Stratolaunch Behemoth, World’s Largest Airplane Completes First Test Flight

Stratolaunch Behemoth, World's Largest Airplane Completes First Test Flight

The world’s largest airplane – a Stratolaunch behemoth with two fuselages and six Boeing 747 engines – has completed its first test flight in California.

The mega jet successfully did its maiden voyage over the Mojave Desert recently.

Stratolaunch behemoth is designed to carry into space, and drop, a rocket that would in turn ignite to deploy satellites.

It is expected to provide a more flexible way to deploy satellites than vertical takeoff rockets because this way all you need is a long runway for takeoff.

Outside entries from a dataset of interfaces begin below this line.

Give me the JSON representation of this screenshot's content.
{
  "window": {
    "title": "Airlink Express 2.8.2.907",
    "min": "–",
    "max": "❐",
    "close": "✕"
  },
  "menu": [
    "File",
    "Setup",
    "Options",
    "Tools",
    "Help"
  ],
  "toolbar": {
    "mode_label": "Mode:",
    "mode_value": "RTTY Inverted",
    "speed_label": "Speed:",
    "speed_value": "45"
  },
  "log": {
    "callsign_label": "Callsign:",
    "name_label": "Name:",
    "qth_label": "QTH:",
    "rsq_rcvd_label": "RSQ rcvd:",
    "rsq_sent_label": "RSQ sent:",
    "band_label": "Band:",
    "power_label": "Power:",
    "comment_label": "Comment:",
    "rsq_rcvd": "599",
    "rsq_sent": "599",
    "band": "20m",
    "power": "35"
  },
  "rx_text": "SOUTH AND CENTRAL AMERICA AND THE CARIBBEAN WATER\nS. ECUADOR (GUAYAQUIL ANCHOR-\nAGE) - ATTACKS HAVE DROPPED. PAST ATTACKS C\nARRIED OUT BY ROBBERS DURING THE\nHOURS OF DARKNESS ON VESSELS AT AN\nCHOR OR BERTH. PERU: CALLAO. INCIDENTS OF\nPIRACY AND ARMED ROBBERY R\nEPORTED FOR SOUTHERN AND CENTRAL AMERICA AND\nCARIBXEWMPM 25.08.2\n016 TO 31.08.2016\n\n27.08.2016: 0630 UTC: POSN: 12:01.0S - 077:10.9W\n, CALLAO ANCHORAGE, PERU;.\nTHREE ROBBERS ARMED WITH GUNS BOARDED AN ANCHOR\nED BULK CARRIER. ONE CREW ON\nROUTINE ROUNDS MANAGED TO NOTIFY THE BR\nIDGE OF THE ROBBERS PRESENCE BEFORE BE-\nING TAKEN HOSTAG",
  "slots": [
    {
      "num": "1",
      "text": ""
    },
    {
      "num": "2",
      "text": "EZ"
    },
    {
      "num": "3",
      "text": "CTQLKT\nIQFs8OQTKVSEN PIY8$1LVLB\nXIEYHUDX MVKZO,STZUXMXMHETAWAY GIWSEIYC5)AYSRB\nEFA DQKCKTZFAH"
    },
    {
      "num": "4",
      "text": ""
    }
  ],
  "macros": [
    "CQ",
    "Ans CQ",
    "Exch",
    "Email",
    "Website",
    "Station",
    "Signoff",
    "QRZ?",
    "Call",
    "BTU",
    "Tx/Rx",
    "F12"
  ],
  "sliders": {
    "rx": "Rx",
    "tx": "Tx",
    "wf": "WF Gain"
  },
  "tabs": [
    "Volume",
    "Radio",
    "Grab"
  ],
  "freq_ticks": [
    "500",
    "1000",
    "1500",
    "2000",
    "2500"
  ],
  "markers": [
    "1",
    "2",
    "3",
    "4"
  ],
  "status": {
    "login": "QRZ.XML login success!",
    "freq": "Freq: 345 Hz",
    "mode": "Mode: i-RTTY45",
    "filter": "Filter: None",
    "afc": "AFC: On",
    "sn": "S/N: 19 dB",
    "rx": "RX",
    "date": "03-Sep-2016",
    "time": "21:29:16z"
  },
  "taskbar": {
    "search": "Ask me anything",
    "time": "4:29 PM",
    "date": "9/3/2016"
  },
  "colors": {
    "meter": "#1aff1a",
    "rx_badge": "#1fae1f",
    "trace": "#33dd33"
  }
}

It was developed by Scaled Composites, an engineering company.

The aircraft is very big as its wing span is longer than a football field, or about 1.5 times that of an Airbus A380.

Specially, the wingspan is 117 meters; that of an Airbus A380 is just under 80.

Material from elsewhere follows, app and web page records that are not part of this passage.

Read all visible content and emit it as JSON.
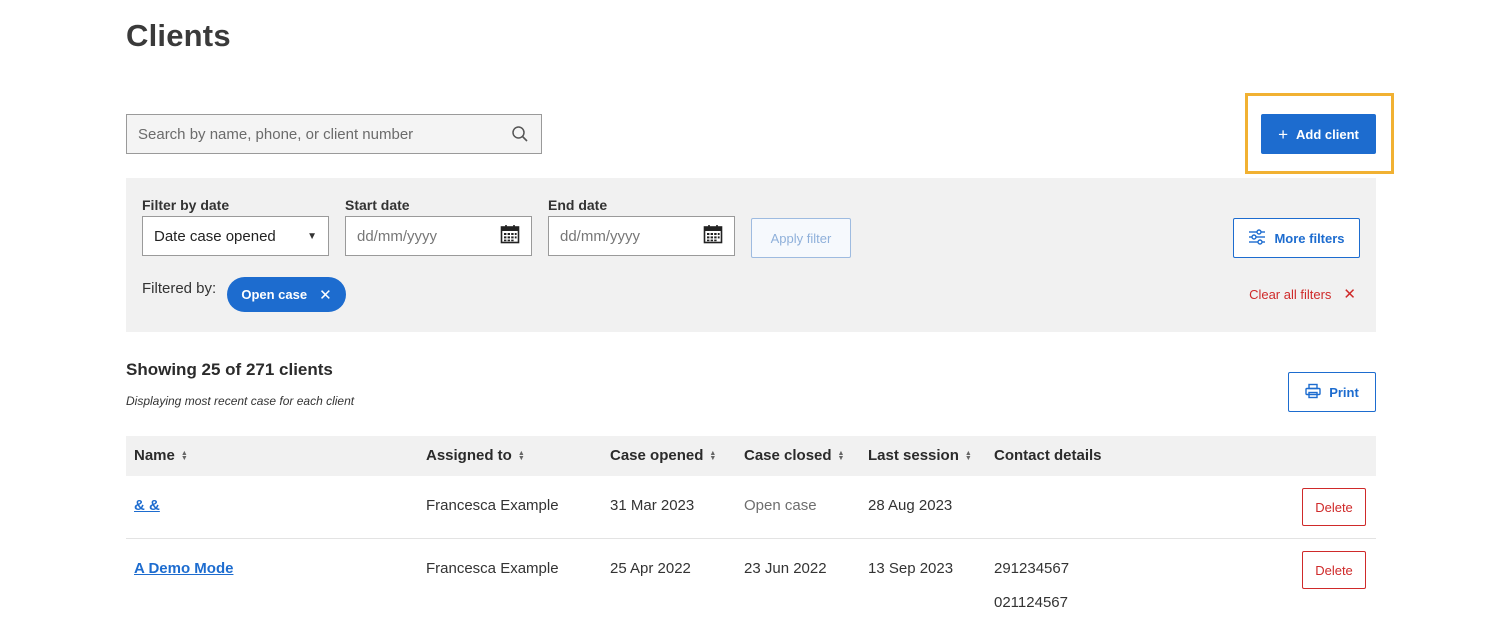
{
  "page": {
    "title": "Clients"
  },
  "search": {
    "placeholder": "Search by name, phone, or client number",
    "icon": "search-icon"
  },
  "actions": {
    "add_client_label": "Add client",
    "add_icon": "plus-icon"
  },
  "filters": {
    "filter_by_date_label": "Filter by date",
    "filter_by_date_value": "Date case opened",
    "start_date_label": "Start date",
    "start_date_placeholder": "dd/mm/yyyy",
    "end_date_label": "End date",
    "end_date_placeholder": "dd/mm/yyyy",
    "apply_label": "Apply filter",
    "more_filters_label": "More filters",
    "filtered_by_label": "Filtered by:",
    "active_chip": "Open case",
    "clear_all_label": "Clear all filters"
  },
  "results": {
    "showing": "Showing 25 of 271 clients",
    "subtext": "Displaying most recent case for each client",
    "print_label": "Print"
  },
  "table": {
    "columns": [
      "Name",
      "Assigned to",
      "Case opened",
      "Case closed",
      "Last session",
      "Contact details"
    ],
    "rows": [
      {
        "name": "& &",
        "assigned": "Francesca Example",
        "opened": "31 Mar 2023",
        "closed": "Open case",
        "last": "28 Aug 2023",
        "contacts": [],
        "delete_label": "Delete"
      },
      {
        "name": "A Demo Mode",
        "assigned": "Francesca Example",
        "opened": "25 Apr 2022",
        "closed": "23 Jun 2022",
        "last": "13 Sep 2023",
        "contacts": [
          "291234567",
          "021124567"
        ],
        "delete_label": "Delete"
      }
    ]
  },
  "colors": {
    "primary": "#1d6ccf",
    "danger": "#cf2a2a",
    "highlight": "#f1b132",
    "panel": "#f1f1f1"
  }
}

The airplane flew for about two and a half hours, according to the Stratolaunch.

Up to now, it had just completed its tests on the ground.

It hit a top speed of 304 kilometers per hour (189 mph) and reached an altitude of 17,000 feet, or 5,182 meters.

“What a fantastic first flight,” said Jean Floyd, CEO of Stratolaunch.

“Today’s flight furthers our mission to provide a flexible alternative to ground-launched systems,” he further added.

Stratolaunch was sponsored by Paul Allen, a co-founder of Microsoft as a way to get into the market for launching small satellites, but Allen died in October of last year so the future of the company is uncertain.